Work order
In the records that follow, show each line where the word "name" is present.

※

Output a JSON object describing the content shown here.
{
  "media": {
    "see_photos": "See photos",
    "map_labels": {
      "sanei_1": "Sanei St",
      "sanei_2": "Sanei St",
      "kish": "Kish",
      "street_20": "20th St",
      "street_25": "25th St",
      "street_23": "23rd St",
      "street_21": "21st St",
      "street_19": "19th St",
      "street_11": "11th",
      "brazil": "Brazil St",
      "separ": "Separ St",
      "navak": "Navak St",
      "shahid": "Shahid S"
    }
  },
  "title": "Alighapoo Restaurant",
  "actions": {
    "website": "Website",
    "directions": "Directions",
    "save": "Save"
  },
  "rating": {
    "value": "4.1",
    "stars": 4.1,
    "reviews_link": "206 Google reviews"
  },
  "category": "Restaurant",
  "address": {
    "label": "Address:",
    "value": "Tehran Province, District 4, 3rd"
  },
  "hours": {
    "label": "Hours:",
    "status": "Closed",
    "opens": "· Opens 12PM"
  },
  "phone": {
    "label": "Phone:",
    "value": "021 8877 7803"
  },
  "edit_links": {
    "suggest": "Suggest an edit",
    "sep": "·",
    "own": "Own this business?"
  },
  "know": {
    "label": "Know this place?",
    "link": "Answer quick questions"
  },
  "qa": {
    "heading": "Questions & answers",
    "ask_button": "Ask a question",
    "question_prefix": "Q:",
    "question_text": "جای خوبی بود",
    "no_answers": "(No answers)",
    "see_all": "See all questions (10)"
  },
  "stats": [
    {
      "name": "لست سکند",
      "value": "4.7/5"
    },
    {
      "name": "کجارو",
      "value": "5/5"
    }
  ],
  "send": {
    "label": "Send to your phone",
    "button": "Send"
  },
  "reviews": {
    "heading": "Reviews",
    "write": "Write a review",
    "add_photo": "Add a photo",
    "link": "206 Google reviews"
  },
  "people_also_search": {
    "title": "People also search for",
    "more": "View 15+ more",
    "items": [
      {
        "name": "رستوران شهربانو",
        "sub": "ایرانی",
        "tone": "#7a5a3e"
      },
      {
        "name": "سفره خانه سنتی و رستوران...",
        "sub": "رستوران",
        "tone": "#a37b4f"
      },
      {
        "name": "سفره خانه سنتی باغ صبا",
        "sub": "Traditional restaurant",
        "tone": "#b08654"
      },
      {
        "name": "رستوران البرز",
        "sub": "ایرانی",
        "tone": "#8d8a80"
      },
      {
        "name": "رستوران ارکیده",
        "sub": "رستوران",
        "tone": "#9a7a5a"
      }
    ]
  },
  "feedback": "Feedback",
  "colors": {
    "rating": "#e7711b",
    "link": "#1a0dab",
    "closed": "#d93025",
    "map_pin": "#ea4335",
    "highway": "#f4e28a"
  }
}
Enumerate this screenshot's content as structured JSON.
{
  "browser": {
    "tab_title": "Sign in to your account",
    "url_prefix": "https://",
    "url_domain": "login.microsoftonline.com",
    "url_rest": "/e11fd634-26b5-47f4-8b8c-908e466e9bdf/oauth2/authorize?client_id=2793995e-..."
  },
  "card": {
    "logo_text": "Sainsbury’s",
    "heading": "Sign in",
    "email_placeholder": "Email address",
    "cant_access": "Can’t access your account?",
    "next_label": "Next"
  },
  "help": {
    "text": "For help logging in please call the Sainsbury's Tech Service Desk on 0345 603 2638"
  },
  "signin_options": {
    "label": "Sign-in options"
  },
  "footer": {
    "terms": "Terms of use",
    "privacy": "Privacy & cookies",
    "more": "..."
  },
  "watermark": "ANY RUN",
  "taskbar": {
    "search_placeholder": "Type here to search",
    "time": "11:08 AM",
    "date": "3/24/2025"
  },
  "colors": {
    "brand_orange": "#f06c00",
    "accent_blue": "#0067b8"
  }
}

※

Expected answer
      "name": "لست سکند",
      "name": "کجارو",
        "name": "رستوران شهربانو",
        "name": "سفره خانه سنتی و رستوران...",
        "name": "سفره خانه سنتی باغ صبا",
        "name": "رستوران البرز",
        "name": "رستوران ارکیده",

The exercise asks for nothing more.